Pubdate: Wed,  1 Dec 2004
Source: Sidelines, The (TN Edu)
Copyright: 2004 Middle Tennessee State University
Author: Klara Nizki
Bookmark: (Decrim/Legalization)
Bookmark: (Cannabis - Medicinal)
Bookmark: (Chronic Pain)
Bookmark: (Youth)


I don't normally approve of recreational drug use, but I do believe that 
marijuana should be legalized, at least for medical purposes. This is 
something our country has argued over for decades. I feel that we're making 
a mockery of this argument.

I'm baffled at the media coverage of the hearing on legalizing or outlawing 
marijuana. The Chief Justice of the Supreme Court, William Rehnquist, will 
not be present due to thyroid cancer. My point is that his presence doesn't 
matter anyway, because his mind is made up on the matter, being the strict, 
conservative that he is - even if he is briefed on the hearings from his 
bed. The media is already throwing out replacement options if Rehnquist 
dies. It's kind of embarrassing.

The slaughter of U.S. ideals continues with the media's videos of a woman, 
Angel Raich, who has a brain tumor and can barely move. In the video, she 
is pleading for the federal legalization of medical marijuana. Her husband 
claims that marijuana is the reason his wife has not yet withered away - it 
eases the pain and increases her appetite. Raich claimed that she would 
continue smoking even if the drug became outlawed through federal legislation.

Eleven states have left it up to physicians to diagnose and treat certain 
painful symptoms with marijuana. However, even those physicians have to 
grow it themselves or even obtain it illegally, according a recent article 
in the Portland Press Herald.

Let's look at this problem from an economic perspective. Do you know how 
much tax money is lost preventing the use of marijuana and the resulting 
lost potential tax revenues? People will smoke marijuana anyway, even if 
they have to obtain it from unknown sources (this includes the physicians 
who buy it for their patients), where it could possibly be laced with 
something dangerous. The money used to buy this drug goes to untraceable 
recipients. We had the same problem with prohibition in the early 1900s.

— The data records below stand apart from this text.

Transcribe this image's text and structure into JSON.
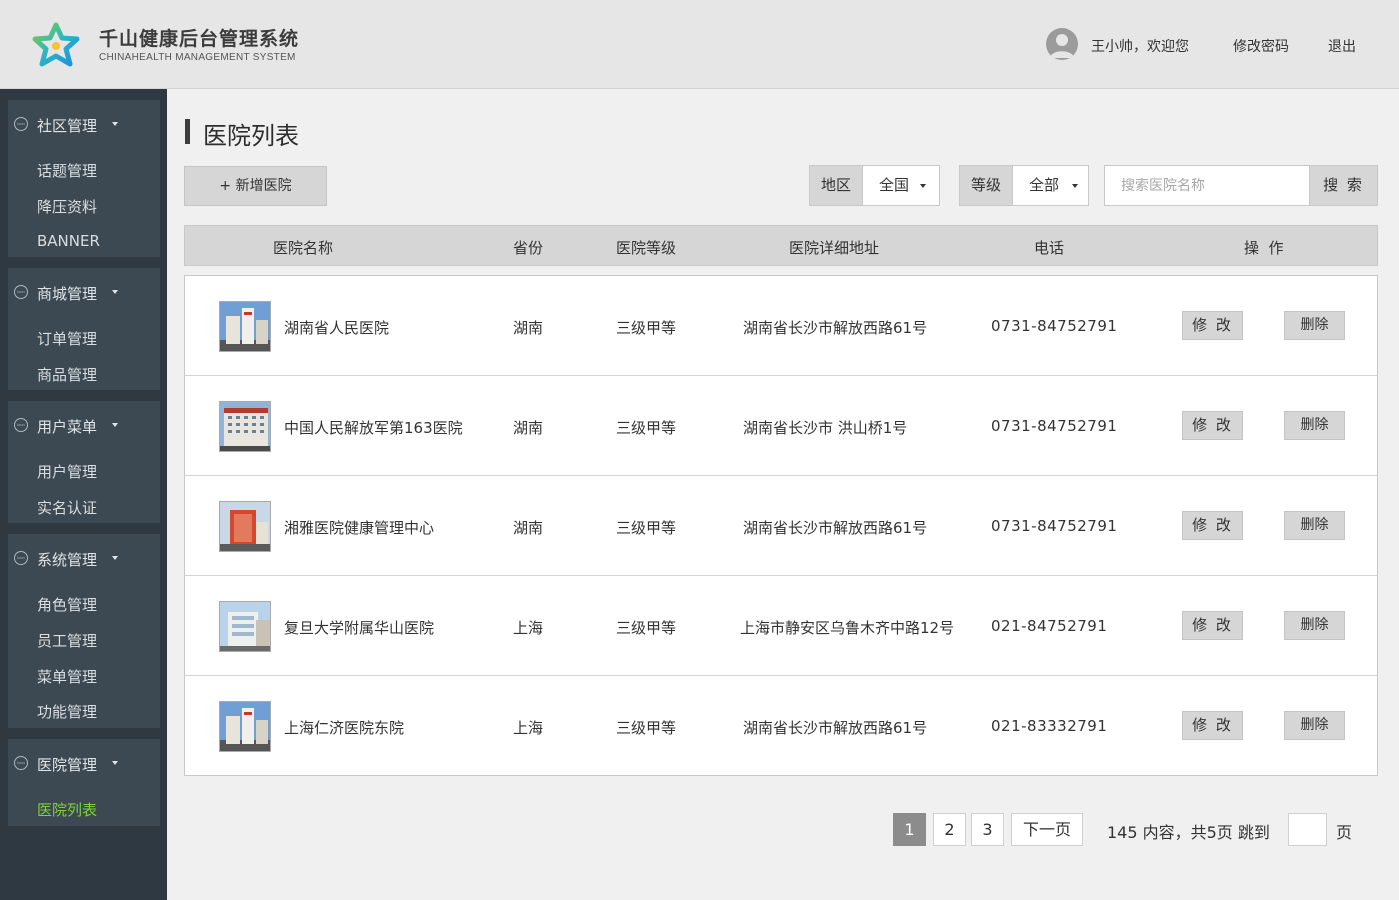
{
  "header": {
    "title": "千山健康后台管理系统",
    "subtitle": "CHINAHEALTH  MANAGEMENT SYSTEM",
    "welcome": "王小帅，欢迎您",
    "change_password": "修改密码",
    "logout": "退出"
  },
  "sidebar": {
    "icon_text": "icon",
    "groups": [
      {
        "label": "社区管理",
        "items": [
          "话题管理",
          "降压资料",
          "BANNER"
        ]
      },
      {
        "label": "商城管理",
        "items": [
          "订单管理",
          "商品管理"
        ]
      },
      {
        "label": "用户菜单",
        "items": [
          "用户管理",
          "实名认证"
        ]
      },
      {
        "label": "系统管理",
        "items": [
          "角色管理",
          "员工管理",
          "菜单管理",
          "功能管理"
        ]
      },
      {
        "label": "医院管理",
        "items": [
          "医院列表"
        ]
      }
    ],
    "active_item": "医院列表"
  },
  "page": {
    "title": "医院列表",
    "add_button": "+ 新增医院"
  },
  "filters": {
    "region_label": "地区",
    "region_value": "全国",
    "level_label": "等级",
    "level_value": "全部",
    "search_placeholder": "搜索医院名称",
    "search_button": "搜 索"
  },
  "table": {
    "headers": [
      "医院名称",
      "省份",
      "医院等级",
      "医院详细地址",
      "电话",
      "操  作"
    ],
    "edit_label": "修 改",
    "delete_label": "删除",
    "rows": [
      {
        "name": "湖南省人民医院",
        "province": "湖南",
        "level": "三级甲等",
        "address": "湖南省长沙市解放西路61号",
        "phone": "0731-84752791"
      },
      {
        "name": "中国人民解放军第163医院",
        "province": "湖南",
        "level": "三级甲等",
        "address": "湖南省长沙市 洪山桥1号",
        "phone": "0731-84752791"
      },
      {
        "name": "湘雅医院健康管理中心",
        "province": "湖南",
        "level": "三级甲等",
        "address": "湖南省长沙市解放西路61号",
        "phone": "0731-84752791"
      },
      {
        "name": "复旦大学附属华山医院",
        "province": "上海",
        "level": "三级甲等",
        "address": "上海市静安区乌鲁木齐中路12号",
        "phone": "021-84752791"
      },
      {
        "name": "上海仁济医院东院",
        "province": "上海",
        "level": "三级甲等",
        "address": "湖南省长沙市解放西路61号",
        "phone": "021-83332791"
      }
    ]
  },
  "pagination": {
    "pages": [
      "1",
      "2",
      "3"
    ],
    "current_page": "1",
    "next": "下一页",
    "info": "145 内容，共5页  跳到",
    "suffix": "页"
  },
  "colors": {
    "sidebar_bg": "#2e3942",
    "sidebar_group_bg": "#3d4952",
    "active_green": "#7ed13a",
    "button_gray": "#d6d6d6"
  }
}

If marijuana was controlled, like tobacco - except not as readily available 
- - then we could track what is going on, bring in tax revenue and try to 
think of the best options we could have to make marijuana "safer." Sure, 
other more "heavy" drugs would be around, but then we could concentrate on 
drug education, instead of fighting back and forth.

The tobacco business is a really good example. Once the Master Settlement 
Agreement legislation was passed in the late 1990s, smoking has been on a 
sharp decline, even among high school kids. This legislation banned 
advertising towards children and used the money from tobacco taxes to fund 
educational programs about smoking. It's been about six years and the 
difference is tremendous. I feel that a similar result could be achieved 
with marijuana.

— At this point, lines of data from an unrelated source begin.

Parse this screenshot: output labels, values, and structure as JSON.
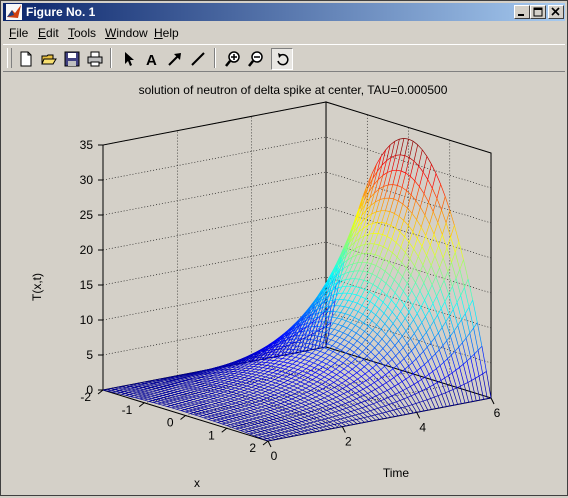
{
  "window": {
    "title": "Figure No. 1",
    "titlebar_gradient_start": "#0a246a",
    "titlebar_gradient_end": "#a6caf0",
    "controls": [
      "minimize-icon",
      "maximize-icon",
      "close-icon"
    ]
  },
  "menu": {
    "items": [
      {
        "label": "File",
        "accel": "F",
        "rest": "ile"
      },
      {
        "label": "Edit",
        "accel": "E",
        "rest": "dit"
      },
      {
        "label": "Tools",
        "accel": "T",
        "rest": "ools"
      },
      {
        "label": "Window",
        "accel": "W",
        "rest": "indow"
      },
      {
        "label": "Help",
        "accel": "H",
        "rest": "elp"
      }
    ]
  },
  "toolbar": {
    "buttons": [
      "new-figure-icon",
      "open-file-icon",
      "save-icon",
      "print-icon",
      "edit-plot-arrow-icon",
      "insert-text-icon",
      "insert-arrow-icon",
      "insert-line-icon",
      "zoom-in-icon",
      "zoom-out-icon",
      "rotate-3d-icon"
    ],
    "active": "rotate-3d-icon"
  },
  "chart_data": {
    "type": "surface",
    "title": "solution of neutron of delta spike at center, TAU=0.000500",
    "xlabel": "x",
    "ylabel": "Time",
    "zlabel": "T(x,t)",
    "x_ticks": [
      "-2",
      "-1",
      "0",
      "1",
      "2"
    ],
    "time_ticks": [
      "0",
      "2",
      "4",
      "6"
    ],
    "z_ticks": [
      "0",
      "5",
      "10",
      "15",
      "20",
      "25",
      "30",
      "35"
    ],
    "xlim": [
      -2,
      2
    ],
    "time_lim": [
      0,
      6
    ],
    "zlim": [
      0,
      35
    ],
    "grid": true,
    "colormap": "jet",
    "colormap_colors": [
      "#00008f",
      "#0000ff",
      "#00ffff",
      "#ffff00",
      "#ff0000",
      "#800000"
    ],
    "surface_model": "z = 0.5*(1-(x/2)^2)*exp(0.7*t), wireframe over x in [-2,2], t in [0,6]",
    "peak_z": 33,
    "background": "#d4d0c8",
    "axes_color": "#000000"
  }
}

Many of you may not know, but there are several legal herbs and natural 
stimulants that leave you with a "high." Valerian Root, for example, acts 
as a tranquilizer, which was heavily prescribed in London during the 
Blitzkrieg era. Either young adults simply don't know or it's just old 
news, because you can just get it at any health food store without a 
problem. It's not cool anymore.

So what happens if marijuana was legal? Maybe people would move on to 
other, more hard-hitting drugs. Any person, especially a child, will get 
into something they are curious about.

Our job as parents and a society - after all it does take a village to 
raise a child - is to educate, educate, educate. And not in a cheesy way, 
but be forthright about it and honest. Maybe it's the overall feeling of 
boredom, or perhaps loneliness, that can drive a person ever further down 
the spiral of addiction. In my opinion, this is something not even worth 
fighting about. We have much more important issues to worry about, such as 
education, America's starving population and finishing this war.

Klara Nizki is a junior business major.
- ---